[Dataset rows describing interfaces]
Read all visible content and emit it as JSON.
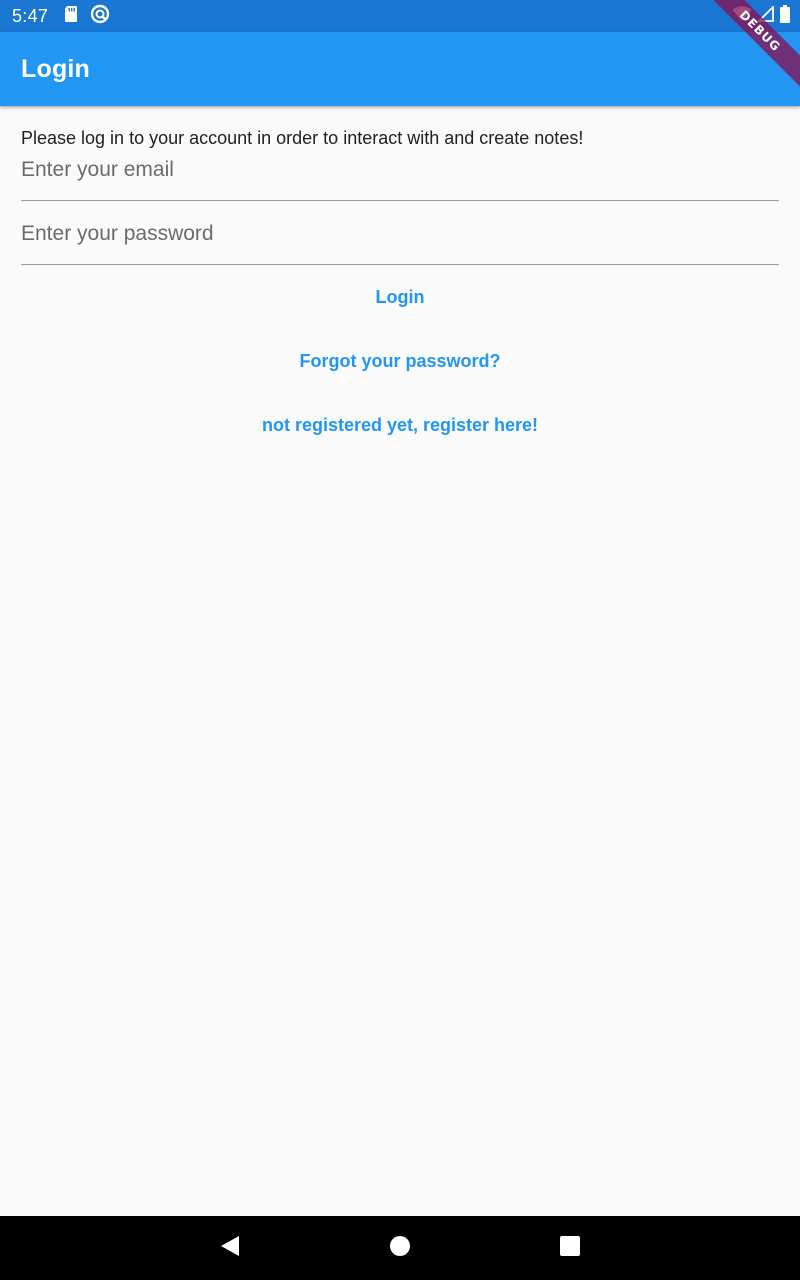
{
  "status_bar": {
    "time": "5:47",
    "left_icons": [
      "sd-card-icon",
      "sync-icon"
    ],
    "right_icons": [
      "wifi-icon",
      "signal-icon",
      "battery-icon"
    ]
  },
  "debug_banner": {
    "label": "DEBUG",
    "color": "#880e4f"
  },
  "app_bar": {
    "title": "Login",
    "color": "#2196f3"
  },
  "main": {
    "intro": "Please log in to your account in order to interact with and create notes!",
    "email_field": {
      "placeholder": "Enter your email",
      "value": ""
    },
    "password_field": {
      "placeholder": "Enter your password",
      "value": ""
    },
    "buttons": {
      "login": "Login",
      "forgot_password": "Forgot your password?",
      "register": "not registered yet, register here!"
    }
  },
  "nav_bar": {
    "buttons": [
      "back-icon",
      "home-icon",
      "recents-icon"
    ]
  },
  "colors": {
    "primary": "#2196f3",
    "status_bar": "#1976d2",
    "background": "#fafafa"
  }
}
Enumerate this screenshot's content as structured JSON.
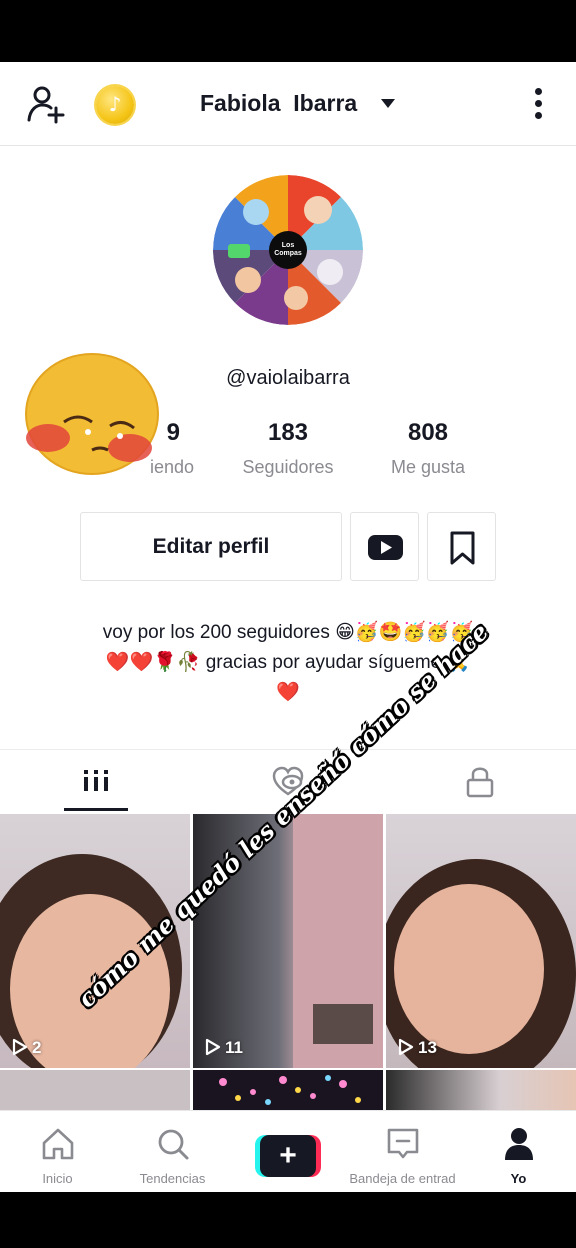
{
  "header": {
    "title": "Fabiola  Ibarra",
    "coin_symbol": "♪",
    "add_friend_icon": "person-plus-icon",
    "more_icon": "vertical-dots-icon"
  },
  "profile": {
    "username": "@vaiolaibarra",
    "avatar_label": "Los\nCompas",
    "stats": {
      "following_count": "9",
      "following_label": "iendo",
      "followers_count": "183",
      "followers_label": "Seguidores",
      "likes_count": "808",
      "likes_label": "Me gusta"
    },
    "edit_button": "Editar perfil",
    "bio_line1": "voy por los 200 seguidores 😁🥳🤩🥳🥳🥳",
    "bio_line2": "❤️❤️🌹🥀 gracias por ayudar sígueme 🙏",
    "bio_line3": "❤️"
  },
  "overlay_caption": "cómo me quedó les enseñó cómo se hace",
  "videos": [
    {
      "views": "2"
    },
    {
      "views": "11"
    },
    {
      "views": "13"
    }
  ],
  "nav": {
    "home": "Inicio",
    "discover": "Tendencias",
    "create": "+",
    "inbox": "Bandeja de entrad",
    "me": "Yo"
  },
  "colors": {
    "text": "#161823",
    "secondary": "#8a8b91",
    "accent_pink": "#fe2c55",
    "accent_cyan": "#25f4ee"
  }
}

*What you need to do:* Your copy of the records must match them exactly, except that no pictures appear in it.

*Final answer:*
Read all visible content and emit it as JSON.
{
  "status_bar": {
    "time": "5:47",
    "left_icons": [
      "sd-card-icon",
      "sync-icon"
    ],
    "right_icons": [
      "wifi-icon",
      "signal-icon",
      "battery-icon"
    ]
  },
  "debug_banner": {
    "label": "DEBUG",
    "color": "#880e4f"
  },
  "app_bar": {
    "title": "Login",
    "color": "#2196f3"
  },
  "main": {
    "intro": "Please log in to your account in order to interact with and create notes!",
    "email_field": {
      "placeholder": "Enter your email",
      "value": ""
    },
    "password_field": {
      "placeholder": "Enter your password",
      "value": ""
    },
    "buttons": {
      "login": "Login",
      "forgot_password": "Forgot your password?",
      "register": "not registered yet, register here!"
    }
  },
  "nav_bar": {
    "buttons": [
      "back-icon",
      "home-icon",
      "recents-icon"
    ]
  },
  "colors": {
    "primary": "#2196f3",
    "status_bar": "#1976d2",
    "background": "#fafafa"
  }
}
Enumerate this screenshot's content as structured JSON.
{
  "header": {
    "title": "Fabiola  Ibarra",
    "coin_symbol": "♪",
    "add_friend_icon": "person-plus-icon",
    "more_icon": "vertical-dots-icon"
  },
  "profile": {
    "username": "@vaiolaibarra",
    "avatar_label": "Los\nCompas",
    "stats": {
      "following_count": "9",
      "following_label": "iendo",
      "followers_count": "183",
      "followers_label": "Seguidores",
      "likes_count": "808",
      "likes_label": "Me gusta"
    },
    "edit_button": "Editar perfil",
    "bio_line1": "voy por los 200 seguidores 😁🥳🤩🥳🥳🥳",
    "bio_line2": "❤️❤️🌹🥀 gracias por ayudar sígueme 🙏",
    "bio_line3": "❤️"
  },
  "overlay_caption": "cómo me quedó les enseñó cómo se hace",
  "videos": [
    {
      "views": "2"
    },
    {
      "views": "11"
    },
    {
      "views": "13"
    }
  ],
  "nav": {
    "home": "Inicio",
    "discover": "Tendencias",
    "create": "+",
    "inbox": "Bandeja de entrad",
    "me": "Yo"
  },
  "colors": {
    "text": "#161823",
    "secondary": "#8a8b91",
    "accent_pink": "#fe2c55",
    "accent_cyan": "#25f4ee"
  }
}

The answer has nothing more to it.